EXTRACTED MATERIAL =
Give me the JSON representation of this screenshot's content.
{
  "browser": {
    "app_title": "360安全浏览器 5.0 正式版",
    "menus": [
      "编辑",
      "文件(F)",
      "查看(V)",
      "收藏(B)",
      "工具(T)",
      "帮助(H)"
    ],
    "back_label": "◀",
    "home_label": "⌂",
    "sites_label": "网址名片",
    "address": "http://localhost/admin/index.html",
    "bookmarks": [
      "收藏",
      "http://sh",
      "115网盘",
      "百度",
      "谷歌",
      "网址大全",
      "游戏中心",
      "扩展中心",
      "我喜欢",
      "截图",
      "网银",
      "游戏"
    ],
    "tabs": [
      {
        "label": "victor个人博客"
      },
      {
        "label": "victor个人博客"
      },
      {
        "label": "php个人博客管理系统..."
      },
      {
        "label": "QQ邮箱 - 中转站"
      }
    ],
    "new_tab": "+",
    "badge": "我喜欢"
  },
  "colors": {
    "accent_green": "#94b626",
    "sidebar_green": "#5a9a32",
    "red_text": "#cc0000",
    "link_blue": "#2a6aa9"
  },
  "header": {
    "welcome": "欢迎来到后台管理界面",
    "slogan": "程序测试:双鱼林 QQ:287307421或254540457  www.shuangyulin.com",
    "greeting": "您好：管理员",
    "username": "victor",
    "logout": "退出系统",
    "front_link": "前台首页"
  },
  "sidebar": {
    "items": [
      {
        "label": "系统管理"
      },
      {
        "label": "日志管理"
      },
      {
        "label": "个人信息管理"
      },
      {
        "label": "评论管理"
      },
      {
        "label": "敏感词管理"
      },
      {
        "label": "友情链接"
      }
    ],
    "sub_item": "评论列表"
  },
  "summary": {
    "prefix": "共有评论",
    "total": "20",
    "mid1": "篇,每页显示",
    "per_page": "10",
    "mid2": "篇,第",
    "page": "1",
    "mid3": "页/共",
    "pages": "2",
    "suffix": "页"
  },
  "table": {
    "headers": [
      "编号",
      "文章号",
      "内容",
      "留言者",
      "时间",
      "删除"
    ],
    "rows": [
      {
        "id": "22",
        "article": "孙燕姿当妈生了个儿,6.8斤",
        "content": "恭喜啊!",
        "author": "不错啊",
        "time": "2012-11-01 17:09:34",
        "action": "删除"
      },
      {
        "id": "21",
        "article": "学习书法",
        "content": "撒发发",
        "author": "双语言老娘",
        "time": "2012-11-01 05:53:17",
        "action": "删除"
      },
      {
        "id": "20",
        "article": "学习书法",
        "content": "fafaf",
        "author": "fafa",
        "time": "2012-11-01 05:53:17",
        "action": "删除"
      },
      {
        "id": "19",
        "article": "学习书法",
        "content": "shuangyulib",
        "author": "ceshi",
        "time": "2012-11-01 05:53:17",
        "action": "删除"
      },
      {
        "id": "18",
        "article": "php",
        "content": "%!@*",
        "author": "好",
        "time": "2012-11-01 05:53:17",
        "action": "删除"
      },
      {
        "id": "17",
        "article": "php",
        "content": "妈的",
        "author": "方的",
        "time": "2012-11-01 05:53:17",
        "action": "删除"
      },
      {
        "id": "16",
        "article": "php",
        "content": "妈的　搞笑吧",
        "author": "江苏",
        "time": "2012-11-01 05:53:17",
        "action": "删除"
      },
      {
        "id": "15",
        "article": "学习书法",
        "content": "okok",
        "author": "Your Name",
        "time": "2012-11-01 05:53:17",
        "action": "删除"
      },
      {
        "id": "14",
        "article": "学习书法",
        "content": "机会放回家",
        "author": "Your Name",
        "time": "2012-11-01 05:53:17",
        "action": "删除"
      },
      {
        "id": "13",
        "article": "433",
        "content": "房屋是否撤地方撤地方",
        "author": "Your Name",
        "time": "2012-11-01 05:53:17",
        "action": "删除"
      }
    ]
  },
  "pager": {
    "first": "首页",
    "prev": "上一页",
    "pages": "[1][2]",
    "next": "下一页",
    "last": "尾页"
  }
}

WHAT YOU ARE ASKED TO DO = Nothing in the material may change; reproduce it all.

TASK ANSWER =
Give me the JSON representation of this screenshot's content.
{
  "browser": {
    "app_title": "360安全浏览器 5.0 正式版",
    "menus": [
      "编辑",
      "文件(F)",
      "查看(V)",
      "收藏(B)",
      "工具(T)",
      "帮助(H)"
    ],
    "back_label": "◀",
    "home_label": "⌂",
    "sites_label": "网址名片",
    "address": "http://localhost/admin/index.html",
    "bookmarks": [
      "收藏",
      "http://sh",
      "115网盘",
      "百度",
      "谷歌",
      "网址大全",
      "游戏中心",
      "扩展中心",
      "我喜欢",
      "截图",
      "网银",
      "游戏"
    ],
    "tabs": [
      {
        "label": "victor个人博客"
      },
      {
        "label": "victor个人博客"
      },
      {
        "label": "php个人博客管理系统..."
      },
      {
        "label": "QQ邮箱 - 中转站"
      }
    ],
    "new_tab": "+",
    "badge": "我喜欢"
  },
  "colors": {
    "accent_green": "#94b626",
    "sidebar_green": "#5a9a32",
    "red_text": "#cc0000",
    "link_blue": "#2a6aa9"
  },
  "header": {
    "welcome": "欢迎来到后台管理界面",
    "slogan": "程序测试:双鱼林 QQ:287307421或254540457  www.shuangyulin.com",
    "greeting": "您好：管理员",
    "username": "victor",
    "logout": "退出系统",
    "front_link": "前台首页"
  },
  "sidebar": {
    "items": [
      {
        "label": "系统管理"
      },
      {
        "label": "日志管理"
      },
      {
        "label": "个人信息管理"
      },
      {
        "label": "评论管理"
      },
      {
        "label": "敏感词管理"
      },
      {
        "label": "友情链接"
      }
    ],
    "sub_item": "评论列表"
  },
  "summary": {
    "prefix": "共有评论",
    "total": "20",
    "mid1": "篇,每页显示",
    "per_page": "10",
    "mid2": "篇,第",
    "page": "1",
    "mid3": "页/共",
    "pages": "2",
    "suffix": "页"
  },
  "table": {
    "headers": [
      "编号",
      "文章号",
      "内容",
      "留言者",
      "时间",
      "删除"
    ],
    "rows": [
      {
        "id": "22",
        "article": "孙燕姿当妈生了个儿,6.8斤",
        "content": "恭喜啊!",
        "author": "不错啊",
        "time": "2012-11-01 17:09:34",
        "action": "删除"
      },
      {
        "id": "21",
        "article": "学习书法",
        "content": "撒发发",
        "author": "双语言老娘",
        "time": "2012-11-01 05:53:17",
        "action": "删除"
      },
      {
        "id": "20",
        "article": "学习书法",
        "content": "fafaf",
        "author": "fafa",
        "time": "2012-11-01 05:53:17",
        "action": "删除"
      },
      {
        "id": "19",
        "article": "学习书法",
        "content": "shuangyulib",
        "author": "ceshi",
        "time": "2012-11-01 05:53:17",
        "action": "删除"
      },
      {
        "id": "18",
        "article": "php",
        "content": "%!@*",
        "author": "好",
        "time": "2012-11-01 05:53:17",
        "action": "删除"
      },
      {
        "id": "17",
        "article": "php",
        "content": "妈的",
        "author": "方的",
        "time": "2012-11-01 05:53:17",
        "action": "删除"
      },
      {
        "id": "16",
        "article": "php",
        "content": "妈的　搞笑吧",
        "author": "江苏",
        "time": "2012-11-01 05:53:17",
        "action": "删除"
      },
      {
        "id": "15",
        "article": "学习书法",
        "content": "okok",
        "author": "Your Name",
        "time": "2012-11-01 05:53:17",
        "action": "删除"
      },
      {
        "id": "14",
        "article": "学习书法",
        "content": "机会放回家",
        "author": "Your Name",
        "time": "2012-11-01 05:53:17",
        "action": "删除"
      },
      {
        "id": "13",
        "article": "433",
        "content": "房屋是否撤地方撤地方",
        "author": "Your Name",
        "time": "2012-11-01 05:53:17",
        "action": "删除"
      }
    ]
  },
  "pager": {
    "first": "首页",
    "prev": "上一页",
    "pages": "[1][2]",
    "next": "下一页",
    "last": "尾页"
  }
}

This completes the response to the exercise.